The percentage of students seeking counseling on U.S. college campuses increased more than 30 percent during a recent five-year stretch, according to the Center for Collegiate Mental Health at Penn State University. Georgia Tech has seen a 43 percent increase in new requests for counseling between the 2013-14 school year and 2017-18.

Some public universities, such as Georgia State and the University of Georgia, have smartphone apps that help students seek emergency mental health services. The University System of Georgia has a program that offers assistance to campuses during a crisis.

Georgia Tech does not keep data on suicides and is not required to do so. Other statistics, though, show it’s an ongoing problem. The percentage of Tech students who have said they considered suicide increased from about 6 percent in 2014 to 9.5 percent last year, according to a staff report. Nearly 90 percent of Georgia Tech students reported they were “very stressed” in a 2011 survey, compared to the national rate of 53 percent.

Georgia Tech students can get two hours of time with a psychiatrist each school year. For a new patient that would typically be a one hour initial intake visit and two follow up visits. For an established patient, it would be four follow up visits.

A student can see a counselor immediately if the problem is considered severe, but the average wait time for a session is about nine days, officials say. That’s not quick enough, some students say.

Third-year student Collin Spencer said many students seek counseling when they’re in crisis and can’t wait for a week or two. Spencer, who said he dealt with PTSD from a traumatic event before coming to college. He sought counseling as a first-year student and decided to help others. He’s director of Tech’s Student Mental Health Coalition.

Spencer said Georgia Tech is hesitant to partner with other organizations to provide more comprehensive services to students.

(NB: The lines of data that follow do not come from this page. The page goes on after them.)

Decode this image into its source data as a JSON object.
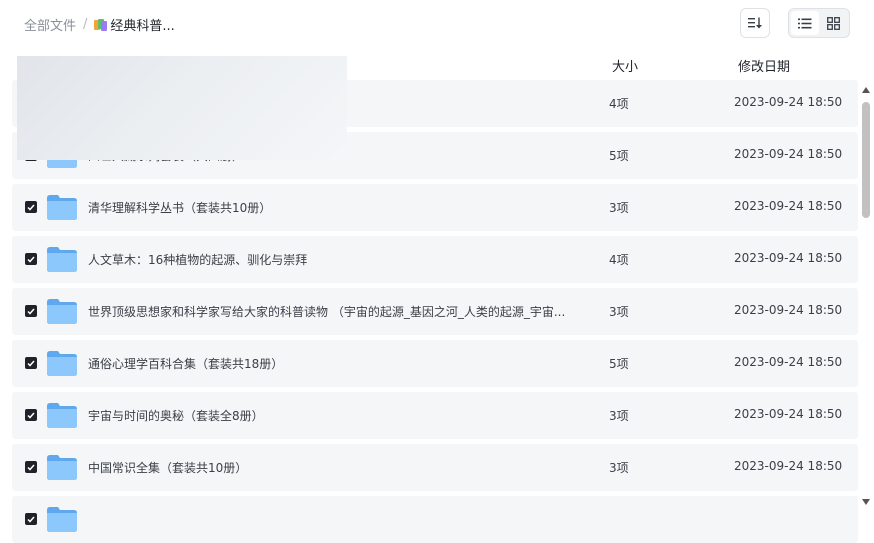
{
  "breadcrumb": {
    "root": "全部文件",
    "separator": "/",
    "current": "经典科普..."
  },
  "toolbar": {
    "sort_icon": "sort-icon",
    "list_view_icon": "list-view-icon",
    "grid_view_icon": "grid-view-icon"
  },
  "columns": {
    "size": "大小",
    "modified": "修改日期"
  },
  "rows": [
    {
      "name": "",
      "size": "4项",
      "date": "2023-09-24 18:50"
    },
    {
      "name": "四世兴藏系列套装（共四册）",
      "size": "5项",
      "date": "2023-09-24 18:50"
    },
    {
      "name": "清华理解科学丛书（套装共10册）",
      "size": "3项",
      "date": "2023-09-24 18:50"
    },
    {
      "name": "人文草木：16种植物的起源、驯化与崇拜",
      "size": "4项",
      "date": "2023-09-24 18:50"
    },
    {
      "name": "世界顶级思想家和科学家写给大家的科普读物 （宇宙的起源_基因之河_人类的起源_宇宙...",
      "size": "3项",
      "date": "2023-09-24 18:50"
    },
    {
      "name": "通俗心理学百科合集（套装共18册）",
      "size": "5项",
      "date": "2023-09-24 18:50"
    },
    {
      "name": "宇宙与时间的奥秘（套装全8册）",
      "size": "3项",
      "date": "2023-09-24 18:50"
    },
    {
      "name": "中国常识全集（套装共10册）",
      "size": "3项",
      "date": "2023-09-24 18:50"
    },
    {
      "name": "",
      "size": "",
      "date": ""
    }
  ],
  "colors": {
    "row_bg": "#f5f6f7",
    "folder_blue": "#7cbcf7",
    "checkbox": "#1f2329",
    "muted_text": "#8a8f99"
  }
}
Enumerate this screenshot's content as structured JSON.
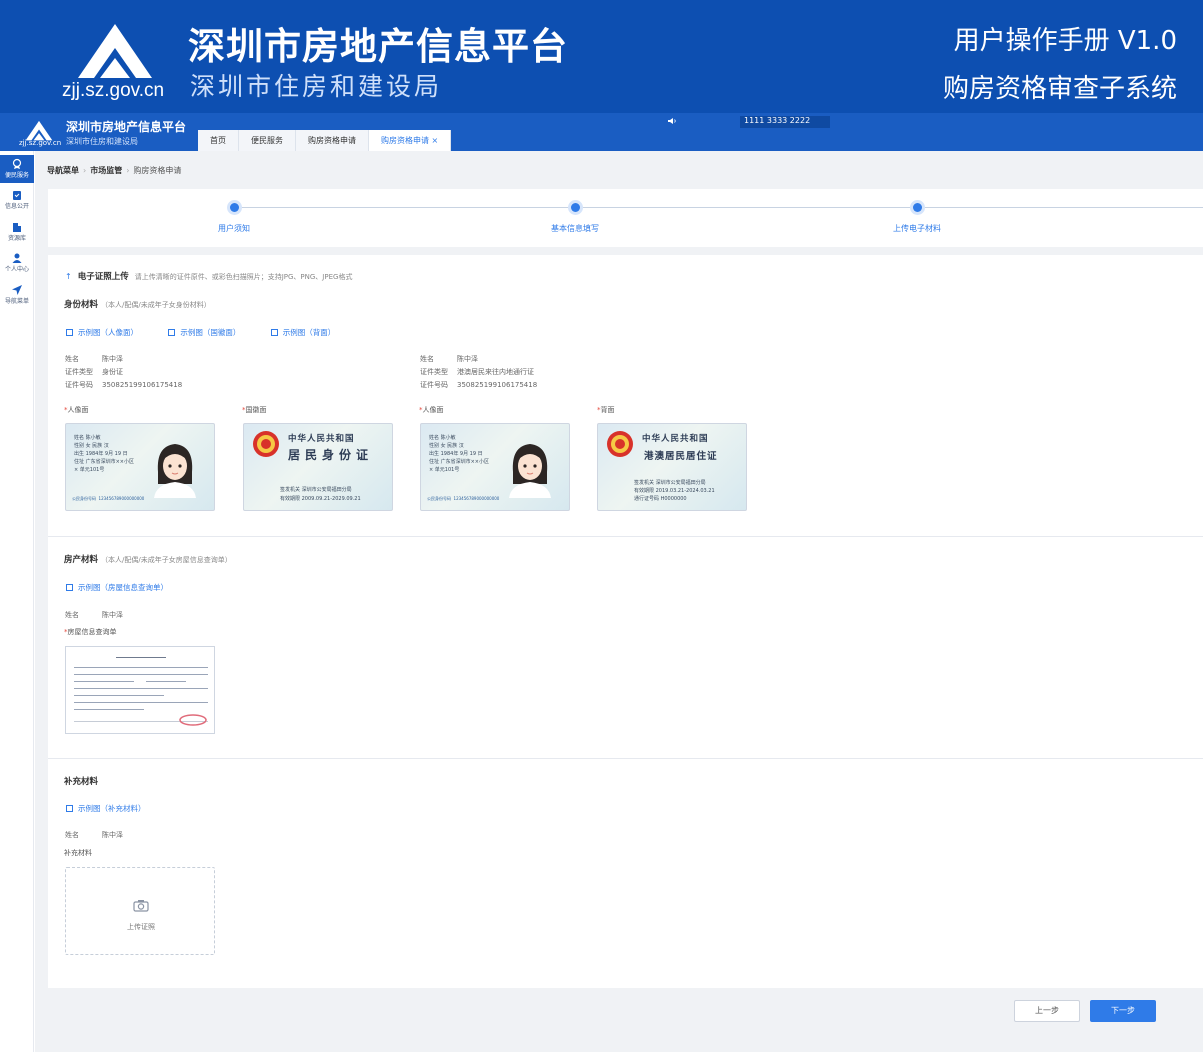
{
  "banner": {
    "logo_url": "zjj.sz.gov.cn",
    "title": "深圳市房地产信息平台",
    "subtitle": "深圳市住房和建设局",
    "manual": "用户操作手册 V1.0",
    "system": "购房资格审查子系统"
  },
  "appbar": {
    "mini_url": "zjj.sz.gov.cn",
    "mini_title": "深圳市房地产信息平台",
    "mini_sub": "深圳市住房和建设局",
    "tabs": [
      {
        "label": "首页"
      },
      {
        "label": "便民服务"
      },
      {
        "label": "购房资格申请"
      },
      {
        "label": "购房资格申请 ×"
      }
    ],
    "notice": "1111  3333  2222"
  },
  "sidebar": {
    "items": [
      {
        "label": "便民服务",
        "icon": "medal-icon"
      },
      {
        "label": "信息公开",
        "icon": "clipboard-icon"
      },
      {
        "label": "资源库",
        "icon": "building-icon"
      },
      {
        "label": "个人中心",
        "icon": "user-icon"
      },
      {
        "label": "导航菜单",
        "icon": "navigation-icon"
      }
    ]
  },
  "breadcrumb": {
    "items": [
      "导航菜单",
      "市场监管",
      "购房资格申请"
    ]
  },
  "steps": [
    {
      "label": "用户须知"
    },
    {
      "label": "基本信息填写"
    },
    {
      "label": "上传电子材料"
    }
  ],
  "upload": {
    "title": "电子证照上传",
    "hint": "请上传清晰的证件原件、或彩色扫描照片；支持JPG、PNG、JPEG格式"
  },
  "identity": {
    "title": "身份材料",
    "note": "（本人/配偶/未成年子女身份材料）",
    "examples": [
      "示例图（人像面）",
      "示例图（国徽面）",
      "示例图（背面）"
    ],
    "persons": [
      {
        "name_label": "姓名",
        "name": "陈中泽",
        "type_label": "证件类型",
        "type": "身份证",
        "no_label": "证件号码",
        "no": "350825199106175418"
      },
      {
        "name_label": "姓名",
        "name": "陈中泽",
        "type_label": "证件类型",
        "type": "港澳居民来往内地通行证",
        "no_label": "证件号码",
        "no": "350825199106175418"
      }
    ],
    "captions": [
      "人像面",
      "国徽面",
      "人像面",
      "背面"
    ],
    "card_texts": {
      "id_front_fields": [
        "姓名  陈小敏",
        "性别  女   民族  汉",
        "出生  1984年 9月 19 日",
        "住址  广东省深圳市××小区",
        "     × 单元101号"
      ],
      "id_number_label": "公民身份号码",
      "id_number": "123456789000000000",
      "id_back_title": "中华人民共和国",
      "id_back_name": "居民身份证",
      "id_back_fields": [
        "签发机关  深圳市公安局福田分局",
        "有效期限  2009.09.21-2029.09.21"
      ],
      "hk_back_title": "中华人民共和国",
      "hk_back_name": "港澳居民居住证",
      "hk_back_fields": [
        "签发机关  深圳市公安局福田分局",
        "有效期限  2019.03.21-2024.03.21",
        "通行证号码  H0000000"
      ]
    }
  },
  "property": {
    "title": "房产材料",
    "note": "（本人/配偶/未成年子女房屋信息查询单）",
    "example": "示例图（房屋信息查询单）",
    "name_label": "姓名",
    "name": "陈中泽",
    "caption": "房屋信息查询单"
  },
  "supplement": {
    "title": "补充材料",
    "example": "示例图（补充材料）",
    "name_label": "姓名",
    "name": "陈中泽",
    "caption": "补充材料",
    "upload_label": "上传证照"
  },
  "buttons": {
    "prev": "上一步",
    "next": "下一步"
  },
  "colors": {
    "banner": "#0d4fb1",
    "appbar": "#1a5dc2",
    "accent": "#2f7be8",
    "required": "#e5483c"
  }
}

It also needs an administrator to take charge of the issue.

“Georgia Tech is in a crisis,” Spencer said.

Many students say embracing stress, and celebrating it, is as much a part of the Georgia Tech experience as the campus whistle that blows to signify the end of classes.

But, campus leaders wrote in one report to Tech administrators, “There is an unhealthy competition among students and faculty.”

That pressure has often led to suicide attempts.

Tech officials acknowledged the academic pressures during a meeting earlier this semester. Recommendations have included tweaking the grading system, revamping classes for first-year students and making sure graduate students don’t feel isolated.

“This is going to take some cultural change … There are some things that will take more time than we’d like,” Colin Potts, vice provost for undergraduate education, told the audience during that meeting.

Tech administrators say they’re making progress in other areas to improve student well-being. They’ve implemented a program to encourage students to get more rest and improve time management, improved the student referral system and created a self-help wellness app. Tech said it has also reduced the student-to-“professional counselor” ratio of 1,000-to-1, a target announced last year. It had been as high as nearly 1,600-to-1.

Williamson’s son graduated in August and said he’s doing somewhat better. The family would like to see more support groups for students, increased follow-up by counselors and more teaching assistants.

“We’ve got to find out why this is happening and do something about it,” she said.


9.5 - the percentage of Georgia Tech students who considered suicide in 2017

19 - the number of professional counseling positions at Georgia Tech

505 - how many people signed a petition demanding better mental health services at Georgia Tech as of mid-last week

1,689 - the number of new students seeking mental health services during the 2017-18 academic year

11,050 - how many hours of counseling were done in 2017-18

$4.2 million - how much money Georgia Tech is spending on mental health services this fiscal year

Sources: Georgia Tech, Young Democratic Socialists of America.

About the Author